→ TASK GOAL:
Work out the number of lines in the records that include the word "JSON"; reply with that number alone.

---- MATERIALS PROVIDED

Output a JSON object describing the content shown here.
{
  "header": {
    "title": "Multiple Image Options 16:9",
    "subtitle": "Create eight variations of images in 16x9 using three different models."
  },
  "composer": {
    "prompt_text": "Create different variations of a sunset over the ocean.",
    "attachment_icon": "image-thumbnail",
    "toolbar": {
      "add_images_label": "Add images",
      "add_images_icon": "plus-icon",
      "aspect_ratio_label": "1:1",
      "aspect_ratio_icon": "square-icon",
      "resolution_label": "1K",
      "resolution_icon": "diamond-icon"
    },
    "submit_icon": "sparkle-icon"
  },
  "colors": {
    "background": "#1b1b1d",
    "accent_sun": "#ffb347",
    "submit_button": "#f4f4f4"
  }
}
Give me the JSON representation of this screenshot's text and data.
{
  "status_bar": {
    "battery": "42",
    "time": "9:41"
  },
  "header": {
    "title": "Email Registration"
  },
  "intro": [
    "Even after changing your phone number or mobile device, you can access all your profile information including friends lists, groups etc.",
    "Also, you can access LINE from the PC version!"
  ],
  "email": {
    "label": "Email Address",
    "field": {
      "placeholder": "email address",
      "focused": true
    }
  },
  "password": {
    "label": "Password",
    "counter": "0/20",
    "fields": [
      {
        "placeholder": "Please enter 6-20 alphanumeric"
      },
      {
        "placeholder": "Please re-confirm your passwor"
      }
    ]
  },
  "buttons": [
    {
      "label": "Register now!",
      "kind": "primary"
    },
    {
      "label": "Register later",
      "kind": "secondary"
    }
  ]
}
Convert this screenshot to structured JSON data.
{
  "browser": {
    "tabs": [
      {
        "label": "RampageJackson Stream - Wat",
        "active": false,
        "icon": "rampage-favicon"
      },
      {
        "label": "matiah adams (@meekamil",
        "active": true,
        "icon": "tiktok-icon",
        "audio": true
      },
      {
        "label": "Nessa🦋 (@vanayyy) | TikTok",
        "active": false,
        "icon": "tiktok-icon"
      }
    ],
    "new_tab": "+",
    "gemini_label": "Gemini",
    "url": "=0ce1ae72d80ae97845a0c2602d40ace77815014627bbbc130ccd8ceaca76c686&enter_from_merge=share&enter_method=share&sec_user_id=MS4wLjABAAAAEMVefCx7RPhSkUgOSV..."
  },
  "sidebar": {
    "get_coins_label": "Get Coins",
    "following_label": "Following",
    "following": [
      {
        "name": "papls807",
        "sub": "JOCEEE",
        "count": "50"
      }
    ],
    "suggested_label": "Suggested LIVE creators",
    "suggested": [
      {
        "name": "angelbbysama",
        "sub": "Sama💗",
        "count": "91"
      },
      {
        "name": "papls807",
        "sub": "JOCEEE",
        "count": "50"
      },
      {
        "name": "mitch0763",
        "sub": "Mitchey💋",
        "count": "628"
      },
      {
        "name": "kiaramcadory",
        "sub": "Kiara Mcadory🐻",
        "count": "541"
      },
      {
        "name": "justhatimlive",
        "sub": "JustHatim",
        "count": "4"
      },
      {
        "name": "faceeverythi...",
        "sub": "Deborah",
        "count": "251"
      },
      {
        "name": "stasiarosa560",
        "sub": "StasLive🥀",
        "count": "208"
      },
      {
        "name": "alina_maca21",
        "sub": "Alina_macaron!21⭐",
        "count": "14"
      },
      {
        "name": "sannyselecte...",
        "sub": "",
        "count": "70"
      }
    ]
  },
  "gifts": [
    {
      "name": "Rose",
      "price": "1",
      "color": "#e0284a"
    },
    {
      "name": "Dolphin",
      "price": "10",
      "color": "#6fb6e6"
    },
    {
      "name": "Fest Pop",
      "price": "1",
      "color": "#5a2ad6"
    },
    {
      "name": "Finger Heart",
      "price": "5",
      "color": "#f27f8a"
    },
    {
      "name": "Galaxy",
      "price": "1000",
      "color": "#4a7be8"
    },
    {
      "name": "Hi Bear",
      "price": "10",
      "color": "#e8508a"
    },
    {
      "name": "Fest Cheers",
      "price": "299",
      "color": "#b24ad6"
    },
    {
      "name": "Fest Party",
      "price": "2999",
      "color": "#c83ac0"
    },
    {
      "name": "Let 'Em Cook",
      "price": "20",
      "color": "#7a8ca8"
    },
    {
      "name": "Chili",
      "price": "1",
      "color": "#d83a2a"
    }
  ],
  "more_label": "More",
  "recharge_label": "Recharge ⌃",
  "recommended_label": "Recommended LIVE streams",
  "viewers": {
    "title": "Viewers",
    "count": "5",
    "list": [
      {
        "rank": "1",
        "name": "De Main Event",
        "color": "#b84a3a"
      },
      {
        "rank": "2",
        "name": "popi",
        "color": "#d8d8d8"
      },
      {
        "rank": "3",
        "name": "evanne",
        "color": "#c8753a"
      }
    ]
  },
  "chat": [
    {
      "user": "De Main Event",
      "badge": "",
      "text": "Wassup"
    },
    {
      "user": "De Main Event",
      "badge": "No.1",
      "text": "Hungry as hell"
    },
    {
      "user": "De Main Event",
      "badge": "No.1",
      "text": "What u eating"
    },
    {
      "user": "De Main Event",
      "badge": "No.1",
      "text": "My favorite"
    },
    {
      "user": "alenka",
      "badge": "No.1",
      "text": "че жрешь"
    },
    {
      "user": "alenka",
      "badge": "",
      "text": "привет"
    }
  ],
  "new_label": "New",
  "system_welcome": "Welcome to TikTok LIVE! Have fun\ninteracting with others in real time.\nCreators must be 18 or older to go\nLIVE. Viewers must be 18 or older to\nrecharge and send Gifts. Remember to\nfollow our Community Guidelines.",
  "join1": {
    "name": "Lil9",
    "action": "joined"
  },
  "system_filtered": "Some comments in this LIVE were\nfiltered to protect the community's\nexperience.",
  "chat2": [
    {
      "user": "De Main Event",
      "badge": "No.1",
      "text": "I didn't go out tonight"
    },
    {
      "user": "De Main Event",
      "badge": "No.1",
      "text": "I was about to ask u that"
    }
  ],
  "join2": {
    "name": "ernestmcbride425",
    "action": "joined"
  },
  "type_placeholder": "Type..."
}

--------

→ RESULT FOR THIS EXERCISE:
3